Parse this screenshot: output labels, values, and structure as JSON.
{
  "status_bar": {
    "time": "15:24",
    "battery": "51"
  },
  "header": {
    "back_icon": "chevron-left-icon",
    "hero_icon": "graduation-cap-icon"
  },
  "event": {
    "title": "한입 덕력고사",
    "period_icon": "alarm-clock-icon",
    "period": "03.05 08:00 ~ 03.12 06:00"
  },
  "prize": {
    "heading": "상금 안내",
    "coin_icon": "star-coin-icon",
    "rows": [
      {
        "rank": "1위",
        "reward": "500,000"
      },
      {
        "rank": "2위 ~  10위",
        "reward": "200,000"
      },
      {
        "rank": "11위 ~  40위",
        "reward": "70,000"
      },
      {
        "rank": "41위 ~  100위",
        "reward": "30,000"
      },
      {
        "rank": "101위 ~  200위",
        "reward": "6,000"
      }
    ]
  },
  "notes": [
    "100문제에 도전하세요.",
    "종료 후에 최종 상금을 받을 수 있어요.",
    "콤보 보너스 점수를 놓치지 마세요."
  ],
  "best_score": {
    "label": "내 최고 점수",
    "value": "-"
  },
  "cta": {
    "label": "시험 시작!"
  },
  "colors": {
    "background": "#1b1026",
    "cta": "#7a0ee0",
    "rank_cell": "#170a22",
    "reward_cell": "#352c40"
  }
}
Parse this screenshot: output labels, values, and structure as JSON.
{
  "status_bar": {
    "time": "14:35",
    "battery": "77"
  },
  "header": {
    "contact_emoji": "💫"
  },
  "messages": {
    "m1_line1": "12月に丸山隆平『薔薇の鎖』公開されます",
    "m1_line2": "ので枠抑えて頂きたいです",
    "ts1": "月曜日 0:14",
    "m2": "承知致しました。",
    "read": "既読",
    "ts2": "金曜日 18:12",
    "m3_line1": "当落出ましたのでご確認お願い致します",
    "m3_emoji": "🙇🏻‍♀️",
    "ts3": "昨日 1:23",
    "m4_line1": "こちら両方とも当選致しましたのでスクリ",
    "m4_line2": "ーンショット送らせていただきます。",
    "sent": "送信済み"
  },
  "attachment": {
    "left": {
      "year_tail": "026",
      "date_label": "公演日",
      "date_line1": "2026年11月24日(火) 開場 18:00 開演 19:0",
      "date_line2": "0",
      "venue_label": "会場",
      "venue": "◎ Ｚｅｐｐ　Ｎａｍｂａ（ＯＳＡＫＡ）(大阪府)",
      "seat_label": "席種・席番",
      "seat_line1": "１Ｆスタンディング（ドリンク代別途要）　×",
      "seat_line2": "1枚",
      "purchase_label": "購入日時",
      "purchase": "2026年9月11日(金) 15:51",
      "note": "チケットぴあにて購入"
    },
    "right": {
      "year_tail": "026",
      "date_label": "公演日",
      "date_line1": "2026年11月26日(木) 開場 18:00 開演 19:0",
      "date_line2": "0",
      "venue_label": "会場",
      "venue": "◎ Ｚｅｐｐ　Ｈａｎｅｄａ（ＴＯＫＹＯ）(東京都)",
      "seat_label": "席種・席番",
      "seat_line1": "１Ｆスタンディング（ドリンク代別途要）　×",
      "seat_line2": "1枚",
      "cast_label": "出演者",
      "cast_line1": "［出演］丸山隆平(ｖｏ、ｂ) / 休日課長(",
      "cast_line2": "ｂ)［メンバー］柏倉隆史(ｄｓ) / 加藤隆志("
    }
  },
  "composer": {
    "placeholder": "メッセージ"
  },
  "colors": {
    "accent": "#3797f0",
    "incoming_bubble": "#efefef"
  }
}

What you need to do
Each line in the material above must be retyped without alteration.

Answer below
Parse this screenshot: output labels, values, and structure as JSON.
{
  "status_bar": {
    "time": "15:24",
    "battery": "51"
  },
  "header": {
    "back_icon": "chevron-left-icon",
    "hero_icon": "graduation-cap-icon"
  },
  "event": {
    "title": "한입 덕력고사",
    "period_icon": "alarm-clock-icon",
    "period": "03.05 08:00 ~ 03.12 06:00"
  },
  "prize": {
    "heading": "상금 안내",
    "coin_icon": "star-coin-icon",
    "rows": [
      {
        "rank": "1위",
        "reward": "500,000"
      },
      {
        "rank": "2위 ~  10위",
        "reward": "200,000"
      },
      {
        "rank": "11위 ~  40위",
        "reward": "70,000"
      },
      {
        "rank": "41위 ~  100위",
        "reward": "30,000"
      },
      {
        "rank": "101위 ~  200위",
        "reward": "6,000"
      }
    ]
  },
  "notes": [
    "100문제에 도전하세요.",
    "종료 후에 최종 상금을 받을 수 있어요.",
    "콤보 보너스 점수를 놓치지 마세요."
  ],
  "best_score": {
    "label": "내 최고 점수",
    "value": "-"
  },
  "cta": {
    "label": "시험 시작!"
  },
  "colors": {
    "background": "#1b1026",
    "cta": "#7a0ee0",
    "rank_cell": "#170a22",
    "reward_cell": "#352c40"
  }
}
Parse this screenshot: output labels, values, and structure as JSON.
{
  "status_bar": {
    "time": "14:35",
    "battery": "77"
  },
  "header": {
    "contact_emoji": "💫"
  },
  "messages": {
    "m1_line1": "12月に丸山隆平『薔薇の鎖』公開されます",
    "m1_line2": "ので枠抑えて頂きたいです",
    "ts1": "月曜日 0:14",
    "m2": "承知致しました。",
    "read": "既読",
    "ts2": "金曜日 18:12",
    "m3_line1": "当落出ましたのでご確認お願い致します",
    "m3_emoji": "🙇🏻‍♀️",
    "ts3": "昨日 1:23",
    "m4_line1": "こちら両方とも当選致しましたのでスクリ",
    "m4_line2": "ーンショット送らせていただきます。",
    "sent": "送信済み"
  },
  "attachment": {
    "left": {
      "year_tail": "026",
      "date_label": "公演日",
      "date_line1": "2026年11月24日(火) 開場 18:00 開演 19:0",
      "date_line2": "0",
      "venue_label": "会場",
      "venue": "◎ Ｚｅｐｐ　Ｎａｍｂａ（ＯＳＡＫＡ）(大阪府)",
      "seat_label": "席種・席番",
      "seat_line1": "１Ｆスタンディング（ドリンク代別途要）　×",
      "seat_line2": "1枚",
      "purchase_label": "購入日時",
      "purchase": "2026年9月11日(金) 15:51",
      "note": "チケットぴあにて購入"
    },
    "right": {
      "year_tail": "026",
      "date_label": "公演日",
      "date_line1": "2026年11月26日(木) 開場 18:00 開演 19:0",
      "date_line2": "0",
      "venue_label": "会場",
      "venue": "◎ Ｚｅｐｐ　Ｈａｎｅｄａ（ＴＯＫＹＯ）(東京都)",
      "seat_label": "席種・席番",
      "seat_line1": "１Ｆスタンディング（ドリンク代別途要）　×",
      "seat_line2": "1枚",
      "cast_label": "出演者",
      "cast_line1": "［出演］丸山隆平(ｖｏ、ｂ) / 休日課長(",
      "cast_line2": "ｂ)［メンバー］柏倉隆史(ｄｓ) / 加藤隆志("
    }
  },
  "composer": {
    "placeholder": "メッセージ"
  },
  "colors": {
    "accent": "#3797f0",
    "incoming_bubble": "#efefef"
  }
}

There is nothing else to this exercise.